Cultural arts director presents history of classical guitar
Explore the rich history of the classical guitar with University of Houston-Clear Lake’s Director of Cultural Arts, Eric Despard, who will perform and discuss pieces from the Renaissance, Baroque, Classical and Romantic periods on Aug. 7 at 4 p.m. The presentation is one of many ongoing virtual classes offered through UH-Clear Lake’s Friday Morning Continuing Education program.
Despard, who relocated from Vermont in early 2020 to become UHCL’s cultural arts director, is a lifelong guitarist, composer, artist and educator. He holds a Master of Music from Yale University.
“Classical guitar is very different from a steel string guitar,” Despard said. “It’s often referred to as a ‘Spanish’ guitar. It’s got a nice, warm tone and it’s got nylon strings that we play with our nails on our right hand.”
He said he would begin his brief review of the history of the classical guitar in the Renaissance, with a piece by Louis Milan. “It’s from a book called ‘El Maestro,’ which dates back to 1535. It is the first published book of music for guitar, and the interesting thing is, basically harmonic progressions have not changed. They’re the same as in today’s pop music,” he said. “Harmonically, pop music hasn’t changed in 500 years!”
During the Baroque period, he said, the guitar’s range expanded and the guitar itself was used by more serious composers. “By the Classical period, the guitar was considered an orchestra in miniature. I’ll be playing a piece by Fernando Sor, who takes a them from Mozart’s ‘The Magic Flute’ opera and creates variations in an orchestral setting,” he said.
During the Romantic period, Despard said composers began to explore movement toward nationalism and focused on some of the more idiomatic characteristics of guitar music. “I’ll play a piece called ‘Leyenda,’ which means ‘Legend,’ by the Spanish composer Isaac Albeniz, which draws upon the rich history of Spanish flamenco music,” Despard said.
Into the 20th century, Despard said he would discuss Leo Brouwer from Cuba, as well as play music from Antonio Lauro from Venezuela, Tango music by Astor Piazzola, and a work by Paraguayan guitarist Agustin Barrios.
“I hope people will gain a deeper understanding of classical guitar music and the repertoire,” Despard said.
Because this class was rescheduled from its original June date, it’s being offered free of charge.
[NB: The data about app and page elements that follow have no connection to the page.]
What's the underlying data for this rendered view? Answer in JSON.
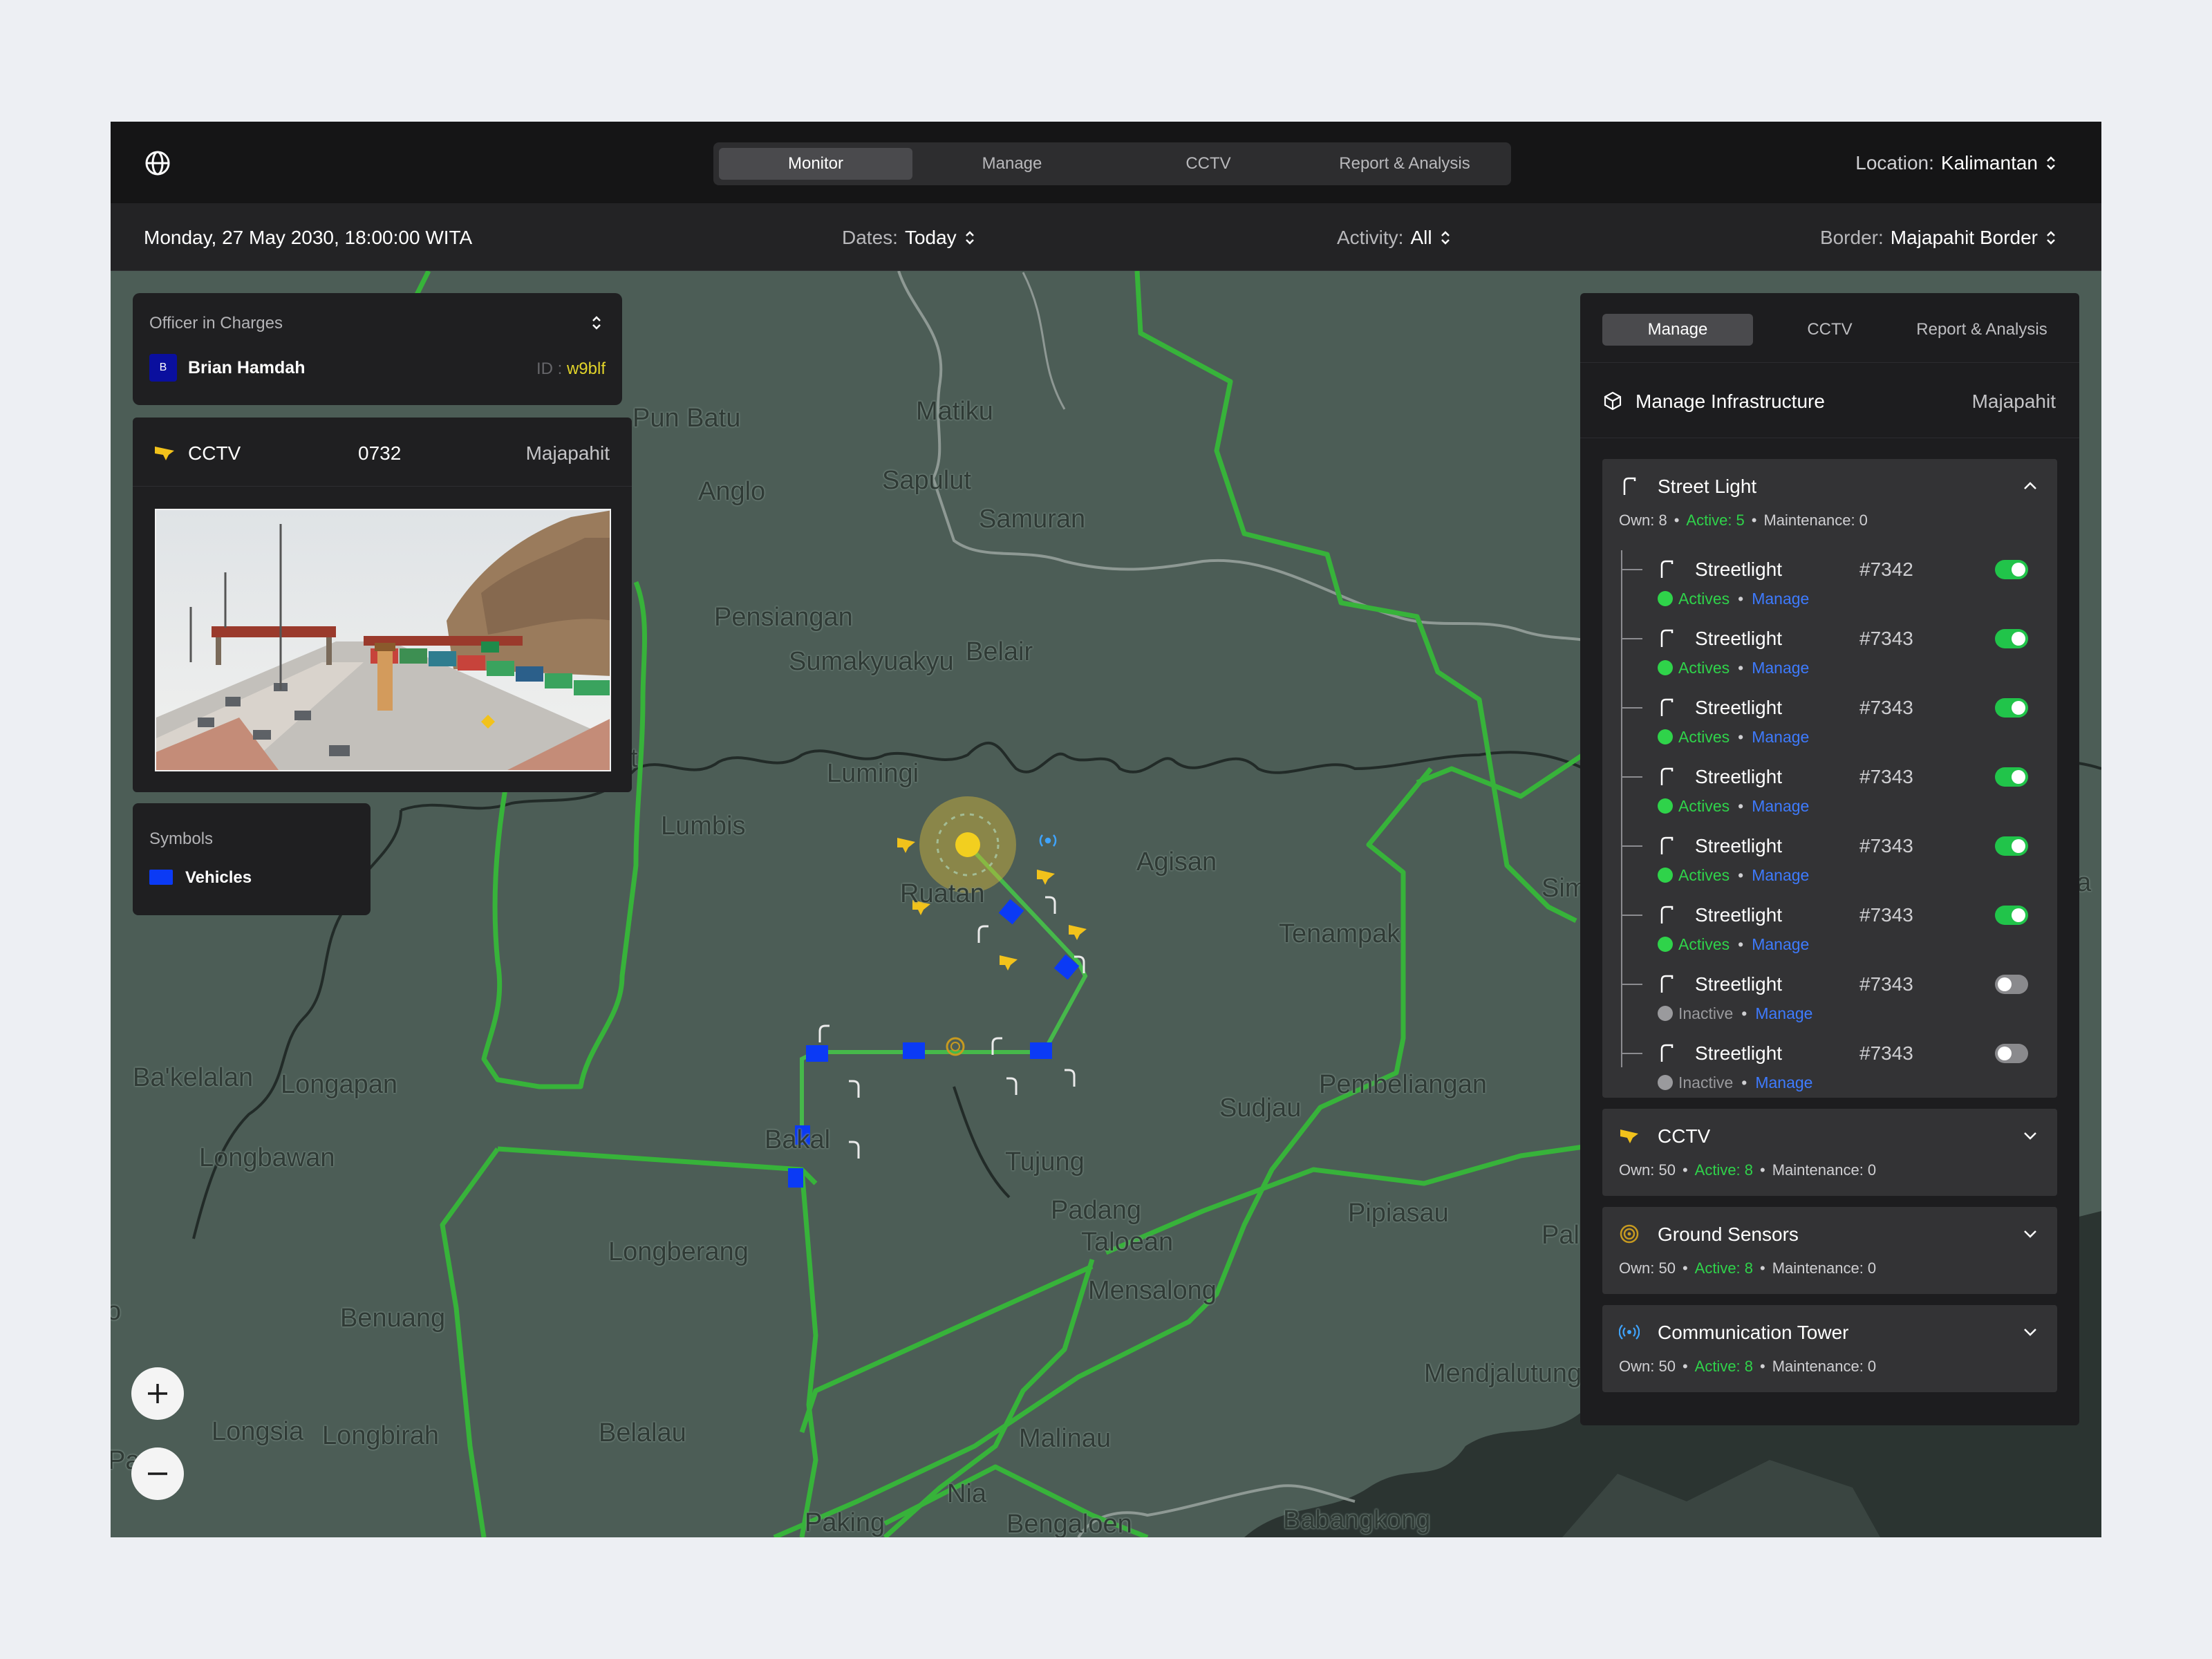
{
  "topnav": {
    "tabs": [
      "Monitor",
      "Manage",
      "CCTV",
      "Report & Analysis"
    ],
    "active": "Monitor",
    "location_label": "Location:",
    "location_value": "Kalimantan"
  },
  "filters": {
    "datetime": "Monday, 27 May 2030, 18:00:00 WITA",
    "dates_label": "Dates:",
    "dates_value": "Today",
    "activity_label": "Activity:",
    "activity_value": "All",
    "border_label": "Border:",
    "border_value": "Majapahit Border"
  },
  "officer": {
    "title": "Officer in Charges",
    "avatar_letter": "B",
    "name": "Brian Hamdah",
    "id_label": "ID :",
    "id_value": "w9blf"
  },
  "cctv_panel": {
    "label": "CCTV",
    "number": "0732",
    "location": "Majapahit"
  },
  "symbols": {
    "title": "Symbols",
    "items": [
      {
        "label": "Vehicles",
        "color": "#0b3af5"
      }
    ]
  },
  "map": {
    "places": [
      "Pun Batu",
      "Matiku",
      "Anglo",
      "Sapulut",
      "Samuran",
      "Pensiangan",
      "Belair",
      "Sumakyuakyu",
      "Lumingi",
      "Lumbis",
      "Agisan",
      "Ruatan",
      "Siman",
      "Tenampak",
      "Ba'kelalan",
      "Longapan",
      "Pembeliangan",
      "Sudjau",
      "Bakal",
      "Tujung",
      "Longbawan",
      "Padang",
      "Pipiasau",
      "Pal",
      "Taloean",
      "Longberang",
      "Mensalong",
      "Benuang",
      "Mendjalutung",
      "Longsia",
      "Longbirah",
      "Belalau",
      "Malinau",
      "Nia",
      "Bengaloen",
      "Paking",
      "Babangkong",
      "a",
      "Pa",
      "t",
      "o"
    ],
    "zoom_in": "+",
    "zoom_out": "−"
  },
  "right_panel": {
    "tabs": [
      "Manage",
      "CCTV",
      "Report & Analysis"
    ],
    "active_tab": "Manage",
    "title": "Manage Infrastructure",
    "region": "Majapahit",
    "street_light": {
      "title": "Street Light",
      "own": "Own: 8",
      "active": "Active: 5",
      "maintenance": "Maintenance: 0",
      "items": [
        {
          "name": "Streetlight",
          "code": "#7342",
          "status": "Actives",
          "on": true,
          "manage": "Manage"
        },
        {
          "name": "Streetlight",
          "code": "#7343",
          "status": "Actives",
          "on": true,
          "manage": "Manage"
        },
        {
          "name": "Streetlight",
          "code": "#7343",
          "status": "Actives",
          "on": true,
          "manage": "Manage"
        },
        {
          "name": "Streetlight",
          "code": "#7343",
          "status": "Actives",
          "on": true,
          "manage": "Manage"
        },
        {
          "name": "Streetlight",
          "code": "#7343",
          "status": "Actives",
          "on": true,
          "manage": "Manage"
        },
        {
          "name": "Streetlight",
          "code": "#7343",
          "status": "Actives",
          "on": true,
          "manage": "Manage"
        },
        {
          "name": "Streetlight",
          "code": "#7343",
          "status": "Inactive",
          "on": false,
          "manage": "Manage"
        },
        {
          "name": "Streetlight",
          "code": "#7343",
          "status": "Inactive",
          "on": false,
          "manage": "Manage"
        }
      ]
    },
    "cctv": {
      "title": "CCTV",
      "own": "Own: 50",
      "active": "Active: 8",
      "maintenance": "Maintenance: 0"
    },
    "ground_sensors": {
      "title": "Ground Sensors",
      "own": "Own: 50",
      "active": "Active: 8",
      "maintenance": "Maintenance: 0"
    },
    "comm_tower": {
      "title": "Communication Tower",
      "own": "Own: 50",
      "active": "Active: 8",
      "maintenance": "Maintenance: 0"
    }
  },
  "colors": {
    "accent_green": "#2fd34a",
    "link_blue": "#3e7bff",
    "vehicle_blue": "#0b3af5",
    "cctv_yellow": "#f2c21b",
    "id_yellow": "#e3d52a",
    "map_bg": "#4c5d56",
    "route_green": "#37b33a"
  }
}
Learn more information about Friday Morning Continuing Education or register for the class online.